Controversy Over Iranian Tanker's Cargo Continues
The closely-watched Iranian tanker Adrian Darya 1 arrived off the Russian naval base at Tartus, Syria on Friday, and an active debate is now under way over whether she has unloaded her cargo. If she has, it would be a diplomatic coup for the government of Iran and a minor setback for American efforts to block the flow of Iranian oil to Syria. The U.S. State Department went to considerable lengths to prevent the Darya's arrival in Syria, even threatening the maritime community at large (and seafarers in particular) with sanctions measures in connection with Iranian oil shipping activity.
"The Adrian Darya oil tanker finally docked . . . and unloaded its cargo," Iranian foreign ministry spokesman Abbas Mousavi told state-owned news outlet IRNA on Sunday. Mousavi said that the tanker had arrived on the "Mediterranean coast," without referring to Syria.
On Friday, U.S. national security advisor John Bolton released satellite imagery showing the Darya at a position about two miles off Tartus. The latest satellite imagery of the Darya from PlanetLabs shows that she is still anchored and casting only a small shadow, according to satellite data analysis firm TankerTrackers. With the time of day and the size of the vessel known, the width of a vessel's shadow as seen from space can be used to calculate draft; based on this method, TankerTrackers asserts that as of Monday, the Darya is still carrying her full cargo of 2.1 million barrels of Iranian crude.
The Darya is still anchored several miles from the unloading facilities at Tartus, which do not have the depth to accomodate a VLCC of her size. To offload her cargo at Tartus, she would need to conduct at least one ship-to-ship transfer. She has not yet been photographed with another vessel alongside.

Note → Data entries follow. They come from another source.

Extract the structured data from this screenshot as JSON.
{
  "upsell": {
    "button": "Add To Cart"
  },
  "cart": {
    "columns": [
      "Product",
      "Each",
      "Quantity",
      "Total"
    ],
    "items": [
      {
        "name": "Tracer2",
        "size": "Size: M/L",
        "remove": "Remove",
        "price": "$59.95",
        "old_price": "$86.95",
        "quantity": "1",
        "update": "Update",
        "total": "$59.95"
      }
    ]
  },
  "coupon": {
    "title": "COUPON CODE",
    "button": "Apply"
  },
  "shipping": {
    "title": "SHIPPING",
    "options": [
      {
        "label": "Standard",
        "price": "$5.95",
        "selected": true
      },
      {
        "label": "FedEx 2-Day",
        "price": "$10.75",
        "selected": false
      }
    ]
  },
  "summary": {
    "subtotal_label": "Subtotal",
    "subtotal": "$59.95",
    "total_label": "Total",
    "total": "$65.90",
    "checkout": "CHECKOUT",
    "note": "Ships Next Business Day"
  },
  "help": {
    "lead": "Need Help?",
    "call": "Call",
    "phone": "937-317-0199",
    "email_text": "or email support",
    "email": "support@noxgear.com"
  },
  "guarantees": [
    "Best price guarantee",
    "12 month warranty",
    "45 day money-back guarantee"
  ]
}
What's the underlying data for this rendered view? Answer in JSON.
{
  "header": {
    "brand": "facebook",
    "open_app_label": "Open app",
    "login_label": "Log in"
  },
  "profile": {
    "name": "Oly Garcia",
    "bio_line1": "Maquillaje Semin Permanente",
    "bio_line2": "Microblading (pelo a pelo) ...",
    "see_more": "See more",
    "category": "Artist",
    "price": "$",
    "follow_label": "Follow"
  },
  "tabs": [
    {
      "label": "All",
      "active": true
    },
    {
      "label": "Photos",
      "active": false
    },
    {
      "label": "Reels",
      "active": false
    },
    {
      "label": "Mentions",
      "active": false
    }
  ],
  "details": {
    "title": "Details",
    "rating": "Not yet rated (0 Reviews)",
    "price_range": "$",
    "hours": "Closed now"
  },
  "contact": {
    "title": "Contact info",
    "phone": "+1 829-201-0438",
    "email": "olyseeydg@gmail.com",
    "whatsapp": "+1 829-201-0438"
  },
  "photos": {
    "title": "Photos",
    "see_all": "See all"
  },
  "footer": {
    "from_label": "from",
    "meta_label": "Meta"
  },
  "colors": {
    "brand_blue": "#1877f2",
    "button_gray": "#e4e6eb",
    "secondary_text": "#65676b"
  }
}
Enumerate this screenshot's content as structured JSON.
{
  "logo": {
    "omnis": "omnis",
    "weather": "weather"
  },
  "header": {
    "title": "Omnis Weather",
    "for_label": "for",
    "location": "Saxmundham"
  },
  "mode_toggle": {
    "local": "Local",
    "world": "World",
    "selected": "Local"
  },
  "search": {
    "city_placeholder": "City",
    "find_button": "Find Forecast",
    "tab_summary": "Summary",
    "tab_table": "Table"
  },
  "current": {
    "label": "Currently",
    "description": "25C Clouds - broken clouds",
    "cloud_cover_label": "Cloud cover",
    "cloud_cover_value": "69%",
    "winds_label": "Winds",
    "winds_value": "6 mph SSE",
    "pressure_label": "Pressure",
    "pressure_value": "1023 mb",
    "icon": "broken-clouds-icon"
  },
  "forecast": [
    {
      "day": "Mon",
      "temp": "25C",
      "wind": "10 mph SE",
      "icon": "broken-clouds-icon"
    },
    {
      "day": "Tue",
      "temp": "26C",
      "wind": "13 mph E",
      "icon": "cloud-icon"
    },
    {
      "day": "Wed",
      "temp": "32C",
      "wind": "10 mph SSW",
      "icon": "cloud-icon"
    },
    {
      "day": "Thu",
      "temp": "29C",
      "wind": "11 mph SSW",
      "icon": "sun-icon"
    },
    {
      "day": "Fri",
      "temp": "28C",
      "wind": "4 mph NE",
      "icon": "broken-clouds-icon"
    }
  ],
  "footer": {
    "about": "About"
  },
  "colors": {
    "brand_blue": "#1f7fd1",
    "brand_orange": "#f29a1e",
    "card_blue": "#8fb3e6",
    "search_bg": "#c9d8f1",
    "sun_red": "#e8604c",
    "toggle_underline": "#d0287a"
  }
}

The Darya is larger than other Iranian tankers in the vicinity, but in some ways her situation is unexceptional. Other blacklisted Iranian tankers have continued deliveries of oil to Syria throughout the Adrian Darya's two-month ordeal in the Mediterranean, though without the same level of scrutiny.